Across all lines of the entries, tally those with the word "photo" in them. The reply is the tally, by itself.

......

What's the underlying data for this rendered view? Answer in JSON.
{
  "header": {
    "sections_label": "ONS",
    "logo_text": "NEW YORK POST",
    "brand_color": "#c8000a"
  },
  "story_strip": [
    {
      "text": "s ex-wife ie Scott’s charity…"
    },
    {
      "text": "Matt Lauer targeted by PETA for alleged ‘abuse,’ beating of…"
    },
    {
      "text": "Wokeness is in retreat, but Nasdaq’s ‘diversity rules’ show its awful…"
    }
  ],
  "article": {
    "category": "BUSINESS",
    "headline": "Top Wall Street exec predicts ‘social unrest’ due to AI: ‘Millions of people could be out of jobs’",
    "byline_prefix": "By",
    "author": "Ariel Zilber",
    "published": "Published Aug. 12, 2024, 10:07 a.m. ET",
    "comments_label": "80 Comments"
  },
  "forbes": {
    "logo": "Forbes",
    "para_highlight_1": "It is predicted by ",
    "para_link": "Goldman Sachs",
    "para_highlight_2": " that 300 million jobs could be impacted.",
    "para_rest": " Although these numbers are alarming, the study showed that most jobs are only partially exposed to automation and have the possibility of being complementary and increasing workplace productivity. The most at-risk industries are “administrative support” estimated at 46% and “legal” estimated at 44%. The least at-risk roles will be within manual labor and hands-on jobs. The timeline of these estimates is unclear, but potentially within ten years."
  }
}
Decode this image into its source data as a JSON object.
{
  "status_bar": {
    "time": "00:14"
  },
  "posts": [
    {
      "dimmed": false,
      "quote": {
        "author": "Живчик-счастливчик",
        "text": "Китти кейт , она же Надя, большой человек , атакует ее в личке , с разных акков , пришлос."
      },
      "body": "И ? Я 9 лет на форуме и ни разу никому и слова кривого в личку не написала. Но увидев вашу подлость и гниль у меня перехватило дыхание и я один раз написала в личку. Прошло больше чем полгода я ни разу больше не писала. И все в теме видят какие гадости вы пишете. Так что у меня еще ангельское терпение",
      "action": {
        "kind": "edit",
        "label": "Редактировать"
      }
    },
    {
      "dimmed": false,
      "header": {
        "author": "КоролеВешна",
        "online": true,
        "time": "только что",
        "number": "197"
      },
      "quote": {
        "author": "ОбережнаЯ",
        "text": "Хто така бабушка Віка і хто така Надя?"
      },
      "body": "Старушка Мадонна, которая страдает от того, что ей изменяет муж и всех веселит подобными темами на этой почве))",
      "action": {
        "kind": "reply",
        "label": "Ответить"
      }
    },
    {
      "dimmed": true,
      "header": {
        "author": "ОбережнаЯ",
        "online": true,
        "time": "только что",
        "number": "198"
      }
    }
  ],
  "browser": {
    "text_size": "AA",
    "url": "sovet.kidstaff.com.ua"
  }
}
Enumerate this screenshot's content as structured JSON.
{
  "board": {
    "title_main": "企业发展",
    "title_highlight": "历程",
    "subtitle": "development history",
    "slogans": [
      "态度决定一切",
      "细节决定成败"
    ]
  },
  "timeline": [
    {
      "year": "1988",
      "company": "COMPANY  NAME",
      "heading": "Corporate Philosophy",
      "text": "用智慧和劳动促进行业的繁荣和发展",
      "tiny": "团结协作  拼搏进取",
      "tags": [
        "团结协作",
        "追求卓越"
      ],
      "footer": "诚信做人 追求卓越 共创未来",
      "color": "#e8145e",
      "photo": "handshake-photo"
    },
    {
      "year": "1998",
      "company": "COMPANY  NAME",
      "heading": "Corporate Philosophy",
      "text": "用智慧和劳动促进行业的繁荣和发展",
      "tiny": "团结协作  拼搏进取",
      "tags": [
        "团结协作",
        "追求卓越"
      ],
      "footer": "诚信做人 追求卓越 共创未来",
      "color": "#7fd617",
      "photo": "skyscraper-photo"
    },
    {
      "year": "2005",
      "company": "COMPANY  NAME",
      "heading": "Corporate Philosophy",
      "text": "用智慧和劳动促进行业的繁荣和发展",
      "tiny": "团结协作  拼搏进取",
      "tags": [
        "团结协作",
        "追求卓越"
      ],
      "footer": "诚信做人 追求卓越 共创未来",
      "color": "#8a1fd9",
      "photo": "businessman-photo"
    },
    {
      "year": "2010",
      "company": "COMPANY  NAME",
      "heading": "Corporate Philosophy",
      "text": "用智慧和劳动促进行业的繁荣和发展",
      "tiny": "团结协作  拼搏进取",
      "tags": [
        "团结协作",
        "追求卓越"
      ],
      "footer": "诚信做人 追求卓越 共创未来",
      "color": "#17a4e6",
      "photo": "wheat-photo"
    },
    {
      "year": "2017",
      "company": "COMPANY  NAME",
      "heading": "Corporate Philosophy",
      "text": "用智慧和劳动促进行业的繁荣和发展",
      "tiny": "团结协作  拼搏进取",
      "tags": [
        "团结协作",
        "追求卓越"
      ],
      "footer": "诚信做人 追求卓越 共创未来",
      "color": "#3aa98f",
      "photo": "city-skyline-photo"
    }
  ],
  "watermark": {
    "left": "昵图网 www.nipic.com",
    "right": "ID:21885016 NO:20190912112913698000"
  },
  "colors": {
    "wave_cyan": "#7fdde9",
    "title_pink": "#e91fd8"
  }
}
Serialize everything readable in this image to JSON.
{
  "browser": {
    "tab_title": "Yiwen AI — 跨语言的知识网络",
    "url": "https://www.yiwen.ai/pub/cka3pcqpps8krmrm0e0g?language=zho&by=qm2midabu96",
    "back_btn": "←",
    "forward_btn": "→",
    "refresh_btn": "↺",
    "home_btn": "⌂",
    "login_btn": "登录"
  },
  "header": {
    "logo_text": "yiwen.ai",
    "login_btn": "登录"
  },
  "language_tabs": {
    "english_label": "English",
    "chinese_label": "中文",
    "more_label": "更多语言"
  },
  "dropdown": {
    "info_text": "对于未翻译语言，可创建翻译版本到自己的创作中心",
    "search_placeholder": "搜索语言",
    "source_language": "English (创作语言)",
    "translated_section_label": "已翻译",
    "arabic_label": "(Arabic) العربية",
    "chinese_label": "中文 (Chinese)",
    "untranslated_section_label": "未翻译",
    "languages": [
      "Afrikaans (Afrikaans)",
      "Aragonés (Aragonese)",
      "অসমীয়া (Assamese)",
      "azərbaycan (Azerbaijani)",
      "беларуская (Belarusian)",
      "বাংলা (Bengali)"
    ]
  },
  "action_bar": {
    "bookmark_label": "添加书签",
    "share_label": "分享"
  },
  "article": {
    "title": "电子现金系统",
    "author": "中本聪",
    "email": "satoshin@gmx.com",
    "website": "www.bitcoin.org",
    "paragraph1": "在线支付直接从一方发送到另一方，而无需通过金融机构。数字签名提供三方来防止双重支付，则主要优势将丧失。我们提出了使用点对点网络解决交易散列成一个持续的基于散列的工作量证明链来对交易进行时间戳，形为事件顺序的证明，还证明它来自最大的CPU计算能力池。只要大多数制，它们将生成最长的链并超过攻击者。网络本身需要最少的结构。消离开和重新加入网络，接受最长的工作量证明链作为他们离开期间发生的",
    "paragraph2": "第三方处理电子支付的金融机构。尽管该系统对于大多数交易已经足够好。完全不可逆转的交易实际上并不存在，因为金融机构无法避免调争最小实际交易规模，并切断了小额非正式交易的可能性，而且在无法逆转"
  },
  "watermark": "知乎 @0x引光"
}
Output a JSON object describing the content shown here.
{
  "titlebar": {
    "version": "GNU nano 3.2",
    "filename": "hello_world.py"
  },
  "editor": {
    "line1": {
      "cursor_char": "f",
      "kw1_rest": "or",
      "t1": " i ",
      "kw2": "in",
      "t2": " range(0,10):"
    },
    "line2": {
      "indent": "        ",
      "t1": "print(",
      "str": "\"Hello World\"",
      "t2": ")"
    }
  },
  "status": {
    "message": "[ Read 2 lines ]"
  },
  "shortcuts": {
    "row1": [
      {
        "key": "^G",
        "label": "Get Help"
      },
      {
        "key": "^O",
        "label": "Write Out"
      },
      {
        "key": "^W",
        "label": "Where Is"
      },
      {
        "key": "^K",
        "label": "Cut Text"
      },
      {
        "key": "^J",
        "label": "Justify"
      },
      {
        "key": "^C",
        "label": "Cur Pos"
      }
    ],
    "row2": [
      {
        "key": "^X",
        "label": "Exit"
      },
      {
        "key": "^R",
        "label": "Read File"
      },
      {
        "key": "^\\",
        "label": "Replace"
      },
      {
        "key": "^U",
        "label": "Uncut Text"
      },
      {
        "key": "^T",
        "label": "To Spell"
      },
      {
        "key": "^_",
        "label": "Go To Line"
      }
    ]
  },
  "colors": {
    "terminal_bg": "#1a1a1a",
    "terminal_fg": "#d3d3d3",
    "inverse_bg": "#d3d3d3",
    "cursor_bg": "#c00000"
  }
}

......

§ **Your response**:
5